[Website and app data records]

= = = =

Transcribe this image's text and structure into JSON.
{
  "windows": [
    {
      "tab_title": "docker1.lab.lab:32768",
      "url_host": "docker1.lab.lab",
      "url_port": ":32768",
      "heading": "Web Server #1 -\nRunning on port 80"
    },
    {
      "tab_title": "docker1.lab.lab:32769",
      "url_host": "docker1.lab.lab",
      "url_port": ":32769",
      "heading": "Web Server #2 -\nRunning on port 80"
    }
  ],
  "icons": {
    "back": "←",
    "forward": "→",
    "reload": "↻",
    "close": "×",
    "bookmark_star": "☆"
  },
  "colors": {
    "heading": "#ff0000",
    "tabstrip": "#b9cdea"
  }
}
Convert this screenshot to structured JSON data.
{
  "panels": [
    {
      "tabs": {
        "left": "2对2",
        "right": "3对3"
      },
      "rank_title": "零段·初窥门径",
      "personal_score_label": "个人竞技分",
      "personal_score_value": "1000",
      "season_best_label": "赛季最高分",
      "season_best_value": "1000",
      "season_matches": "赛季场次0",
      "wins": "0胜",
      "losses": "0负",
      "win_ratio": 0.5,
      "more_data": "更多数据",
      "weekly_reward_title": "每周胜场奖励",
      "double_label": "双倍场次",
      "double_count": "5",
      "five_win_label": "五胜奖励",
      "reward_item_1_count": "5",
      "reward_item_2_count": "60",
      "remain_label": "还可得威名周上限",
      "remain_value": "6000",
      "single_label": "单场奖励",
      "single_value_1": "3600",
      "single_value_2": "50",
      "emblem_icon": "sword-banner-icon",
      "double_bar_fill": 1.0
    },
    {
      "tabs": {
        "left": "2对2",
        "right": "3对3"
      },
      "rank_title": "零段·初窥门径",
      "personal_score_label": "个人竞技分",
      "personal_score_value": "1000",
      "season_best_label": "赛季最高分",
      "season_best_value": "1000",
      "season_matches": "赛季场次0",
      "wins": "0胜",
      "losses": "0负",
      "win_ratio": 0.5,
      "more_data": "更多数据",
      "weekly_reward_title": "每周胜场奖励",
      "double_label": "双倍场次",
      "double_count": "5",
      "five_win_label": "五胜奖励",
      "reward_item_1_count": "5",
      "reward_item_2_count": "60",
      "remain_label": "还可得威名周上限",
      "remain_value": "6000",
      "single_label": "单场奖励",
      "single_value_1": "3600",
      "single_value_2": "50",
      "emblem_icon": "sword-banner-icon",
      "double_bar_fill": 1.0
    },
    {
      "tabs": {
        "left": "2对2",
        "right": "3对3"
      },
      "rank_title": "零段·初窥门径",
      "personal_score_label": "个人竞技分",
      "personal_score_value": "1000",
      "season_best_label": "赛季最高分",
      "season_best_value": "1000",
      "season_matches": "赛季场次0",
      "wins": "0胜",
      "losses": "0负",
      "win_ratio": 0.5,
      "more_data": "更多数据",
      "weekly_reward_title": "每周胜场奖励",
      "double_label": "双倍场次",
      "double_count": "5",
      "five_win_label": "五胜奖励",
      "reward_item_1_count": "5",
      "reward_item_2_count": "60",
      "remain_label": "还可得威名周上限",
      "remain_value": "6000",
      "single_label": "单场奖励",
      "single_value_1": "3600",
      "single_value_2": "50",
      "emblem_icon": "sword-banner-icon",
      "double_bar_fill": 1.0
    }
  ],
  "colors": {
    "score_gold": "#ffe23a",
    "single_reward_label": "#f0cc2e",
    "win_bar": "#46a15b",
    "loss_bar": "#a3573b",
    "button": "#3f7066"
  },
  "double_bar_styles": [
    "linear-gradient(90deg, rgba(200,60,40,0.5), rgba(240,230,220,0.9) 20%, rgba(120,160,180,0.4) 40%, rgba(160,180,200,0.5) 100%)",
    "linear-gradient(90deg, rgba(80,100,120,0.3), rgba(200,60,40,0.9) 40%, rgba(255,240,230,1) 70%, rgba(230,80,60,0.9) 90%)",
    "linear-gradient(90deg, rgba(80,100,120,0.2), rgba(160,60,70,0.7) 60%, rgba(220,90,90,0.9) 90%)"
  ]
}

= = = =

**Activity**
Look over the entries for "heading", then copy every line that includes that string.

**Result below**
      "heading": "Web Server #1 -\nRunning on port 80"
      "heading": "Web Server #2 -\nRunning on port 80"
    "heading": "#ff0000",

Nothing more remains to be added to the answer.